[Stored data]

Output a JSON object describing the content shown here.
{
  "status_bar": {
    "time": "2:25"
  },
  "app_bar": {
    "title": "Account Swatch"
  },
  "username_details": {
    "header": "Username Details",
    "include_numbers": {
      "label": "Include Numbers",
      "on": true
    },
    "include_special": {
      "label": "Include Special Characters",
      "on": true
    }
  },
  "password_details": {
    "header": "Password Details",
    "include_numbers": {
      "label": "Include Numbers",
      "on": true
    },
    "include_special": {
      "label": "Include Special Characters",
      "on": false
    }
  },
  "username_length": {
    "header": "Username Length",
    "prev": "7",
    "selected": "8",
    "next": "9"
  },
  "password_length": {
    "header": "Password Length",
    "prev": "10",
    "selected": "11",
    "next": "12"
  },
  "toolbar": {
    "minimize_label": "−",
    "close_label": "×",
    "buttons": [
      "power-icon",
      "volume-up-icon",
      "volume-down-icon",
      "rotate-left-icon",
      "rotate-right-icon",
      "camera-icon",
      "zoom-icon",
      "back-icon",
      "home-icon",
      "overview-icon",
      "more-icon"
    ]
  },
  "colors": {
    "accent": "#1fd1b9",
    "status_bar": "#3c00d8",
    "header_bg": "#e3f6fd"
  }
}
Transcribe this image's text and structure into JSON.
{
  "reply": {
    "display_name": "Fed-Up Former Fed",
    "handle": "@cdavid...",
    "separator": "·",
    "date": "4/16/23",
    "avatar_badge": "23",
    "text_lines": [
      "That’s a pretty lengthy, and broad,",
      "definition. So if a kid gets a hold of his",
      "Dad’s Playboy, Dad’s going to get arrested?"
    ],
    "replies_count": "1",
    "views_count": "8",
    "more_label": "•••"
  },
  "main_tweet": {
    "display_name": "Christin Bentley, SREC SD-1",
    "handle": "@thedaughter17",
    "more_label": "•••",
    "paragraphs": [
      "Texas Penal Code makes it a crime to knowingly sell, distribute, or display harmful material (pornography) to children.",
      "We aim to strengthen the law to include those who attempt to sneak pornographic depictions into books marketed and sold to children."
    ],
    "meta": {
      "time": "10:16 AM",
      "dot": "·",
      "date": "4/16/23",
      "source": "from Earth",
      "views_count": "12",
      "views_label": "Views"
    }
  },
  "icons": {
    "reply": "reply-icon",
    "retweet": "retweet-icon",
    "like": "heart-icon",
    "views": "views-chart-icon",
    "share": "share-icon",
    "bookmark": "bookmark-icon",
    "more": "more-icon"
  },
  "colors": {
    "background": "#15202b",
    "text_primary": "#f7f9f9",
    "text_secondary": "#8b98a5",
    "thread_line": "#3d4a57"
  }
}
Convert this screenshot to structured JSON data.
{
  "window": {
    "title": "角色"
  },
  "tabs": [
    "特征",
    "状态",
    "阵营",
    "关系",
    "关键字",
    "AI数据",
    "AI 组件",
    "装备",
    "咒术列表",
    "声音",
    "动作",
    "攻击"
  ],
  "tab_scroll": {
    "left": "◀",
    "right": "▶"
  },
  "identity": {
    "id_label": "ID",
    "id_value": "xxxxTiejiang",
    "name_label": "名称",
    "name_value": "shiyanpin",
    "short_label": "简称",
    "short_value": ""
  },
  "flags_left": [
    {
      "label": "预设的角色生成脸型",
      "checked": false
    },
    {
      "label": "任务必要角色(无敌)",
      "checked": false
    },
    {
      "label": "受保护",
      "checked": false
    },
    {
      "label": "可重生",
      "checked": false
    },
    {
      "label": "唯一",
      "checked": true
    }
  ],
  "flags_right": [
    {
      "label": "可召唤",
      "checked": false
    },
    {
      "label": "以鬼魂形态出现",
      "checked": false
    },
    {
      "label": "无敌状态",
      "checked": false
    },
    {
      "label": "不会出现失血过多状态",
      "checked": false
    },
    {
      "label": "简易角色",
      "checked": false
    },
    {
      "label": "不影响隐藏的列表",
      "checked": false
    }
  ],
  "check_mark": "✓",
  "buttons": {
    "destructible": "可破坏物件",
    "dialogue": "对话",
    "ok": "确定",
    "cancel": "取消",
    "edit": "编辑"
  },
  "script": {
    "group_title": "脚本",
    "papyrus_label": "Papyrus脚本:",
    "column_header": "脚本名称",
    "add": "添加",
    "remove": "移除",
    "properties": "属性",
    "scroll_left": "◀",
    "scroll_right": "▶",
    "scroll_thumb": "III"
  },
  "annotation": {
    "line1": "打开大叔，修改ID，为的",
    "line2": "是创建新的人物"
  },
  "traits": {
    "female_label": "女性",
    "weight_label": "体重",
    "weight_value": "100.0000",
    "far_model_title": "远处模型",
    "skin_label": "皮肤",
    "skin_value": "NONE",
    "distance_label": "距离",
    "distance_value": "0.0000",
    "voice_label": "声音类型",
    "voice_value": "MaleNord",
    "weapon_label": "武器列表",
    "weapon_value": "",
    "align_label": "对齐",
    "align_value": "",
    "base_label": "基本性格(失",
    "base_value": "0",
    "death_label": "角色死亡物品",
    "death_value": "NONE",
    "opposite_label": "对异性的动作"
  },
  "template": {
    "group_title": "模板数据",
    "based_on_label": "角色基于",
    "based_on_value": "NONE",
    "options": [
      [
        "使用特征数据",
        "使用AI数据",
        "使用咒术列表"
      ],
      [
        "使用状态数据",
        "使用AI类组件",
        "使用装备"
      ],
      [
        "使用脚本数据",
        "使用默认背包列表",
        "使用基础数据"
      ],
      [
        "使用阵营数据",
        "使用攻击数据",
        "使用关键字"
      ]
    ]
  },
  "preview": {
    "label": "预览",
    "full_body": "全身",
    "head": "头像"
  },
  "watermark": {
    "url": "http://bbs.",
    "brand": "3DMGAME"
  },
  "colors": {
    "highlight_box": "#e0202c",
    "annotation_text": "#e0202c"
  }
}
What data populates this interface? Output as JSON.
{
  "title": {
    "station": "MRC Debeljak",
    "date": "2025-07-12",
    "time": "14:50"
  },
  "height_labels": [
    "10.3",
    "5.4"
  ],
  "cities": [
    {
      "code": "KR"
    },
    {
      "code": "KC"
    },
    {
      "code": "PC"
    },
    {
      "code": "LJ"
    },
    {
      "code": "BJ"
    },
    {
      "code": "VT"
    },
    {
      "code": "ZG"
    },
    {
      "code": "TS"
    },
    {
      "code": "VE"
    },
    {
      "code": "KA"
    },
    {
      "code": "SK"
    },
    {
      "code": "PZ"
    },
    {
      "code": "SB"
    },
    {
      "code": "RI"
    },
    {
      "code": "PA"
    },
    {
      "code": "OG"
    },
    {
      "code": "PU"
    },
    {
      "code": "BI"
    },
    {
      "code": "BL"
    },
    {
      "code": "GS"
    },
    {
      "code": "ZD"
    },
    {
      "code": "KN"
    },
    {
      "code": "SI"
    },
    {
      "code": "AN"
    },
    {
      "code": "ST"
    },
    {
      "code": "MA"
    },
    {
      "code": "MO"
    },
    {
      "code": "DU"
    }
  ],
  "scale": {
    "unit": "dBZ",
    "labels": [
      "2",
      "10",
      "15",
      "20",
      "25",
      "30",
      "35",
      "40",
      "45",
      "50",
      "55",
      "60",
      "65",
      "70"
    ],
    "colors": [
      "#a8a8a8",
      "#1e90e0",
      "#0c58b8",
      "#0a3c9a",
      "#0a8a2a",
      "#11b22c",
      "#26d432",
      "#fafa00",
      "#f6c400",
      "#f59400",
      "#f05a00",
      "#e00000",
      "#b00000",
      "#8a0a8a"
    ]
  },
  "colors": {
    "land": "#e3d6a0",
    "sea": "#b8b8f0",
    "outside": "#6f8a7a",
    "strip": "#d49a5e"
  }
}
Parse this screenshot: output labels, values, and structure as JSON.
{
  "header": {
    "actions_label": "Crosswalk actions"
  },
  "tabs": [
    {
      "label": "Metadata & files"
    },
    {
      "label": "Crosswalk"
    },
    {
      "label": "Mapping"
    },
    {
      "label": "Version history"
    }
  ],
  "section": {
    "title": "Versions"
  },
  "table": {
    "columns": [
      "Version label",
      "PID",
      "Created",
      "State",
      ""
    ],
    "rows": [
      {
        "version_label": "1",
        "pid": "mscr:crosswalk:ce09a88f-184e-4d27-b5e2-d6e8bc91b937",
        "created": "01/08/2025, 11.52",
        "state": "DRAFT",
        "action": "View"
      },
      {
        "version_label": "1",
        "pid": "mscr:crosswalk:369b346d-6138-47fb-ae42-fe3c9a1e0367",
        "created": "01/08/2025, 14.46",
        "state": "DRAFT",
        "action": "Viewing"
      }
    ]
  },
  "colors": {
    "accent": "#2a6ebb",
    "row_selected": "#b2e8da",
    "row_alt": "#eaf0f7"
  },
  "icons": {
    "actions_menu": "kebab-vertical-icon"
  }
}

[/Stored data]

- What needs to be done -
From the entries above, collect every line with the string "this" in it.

- Answer section -
Transcribe this image's text and structure into JSON.
Convert this screenshot to structured JSON data.
What data populates this interface? Output as JSON.
Parse this screenshot: output labels, values, and structure as JSON.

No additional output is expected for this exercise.